About 350 people pack the graduation tent on the campus commons. As president Jonathan Lash begins his speech, more guests arrive. They spill out into the lawn outside the tent.
Few of the students wear the traditional robe and mortarboard — khakis, business suits and many-colored spring dresses abound. Some wear purple sashes.

The student speakers really dig into the political issues other graduation ceremonies gloss over. Two non-white students — Jorrell Watkins and Andrew Figueroa — speak together, slam poetry style, against institutional discrimination.

“Hampshire College students ain’t the type to be complacent.” The duo accentuates the words with a quick chop to the air. They land their critiques on point to their rebel rhythm. Repeating “Beyond the div,” they drive home the message that what they’ve learned at Hampshire during each “division” (similar to the traditional freshman, sophomore, etc.) they’ll apply in the world.

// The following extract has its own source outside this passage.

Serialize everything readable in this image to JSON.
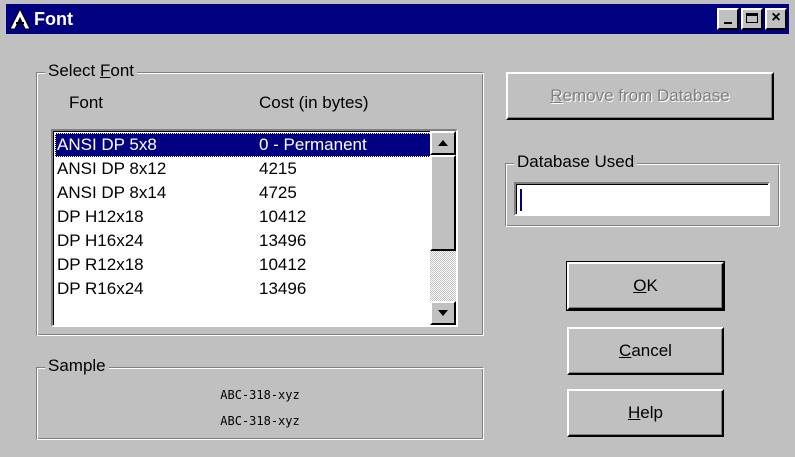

Watkins takes the mic, likening his experience as a newly arrived black student at Hampshire to being a brown, unpopped kernel at the bottom of a popcorn bag. But, he says, at Hampshire he came away from the cluster in the corner and was made to feel at home in the bag full of fluffy, white popcorn.

On the lawn just outside the tent sits a pitbull in a tutu. A young woman wearing a repurposed sheet saunters by the proceedings without pause. A young, barefooted, hand-holding threesome makes their way over to the crowd.

A tiny terrier with purple highlights between its ears meets a blonde, bright-eyed chihuahua mix. The pitbull in the tutu leaps into the air from her crouched position to join their greeting. The two little dogs combined equal the size of her head.

This isn’t your typical graduation ceremony and the metaphor-rich speech given by keynote speaker Sonya Renee Taylor — a performance poet and activist — drives that home. She uses paying off borrowed money for school as a metaphor for life, beginning with her “most depressing” graduation prediction: “You’re all going to die.” From there, she went places.

“Your life is appreciating whether you appreciate it or not,” says Taylor. Her voice begins to crack. “My mother paid a high interest on her life loan because she never truly appreciated that she was magnificent.”

The graduating students take the stage one-by-one to receive their diplomas, the tutu-wearing pitbull among them.•

Contact Amanda Drane at adrane@valleyadvocate.com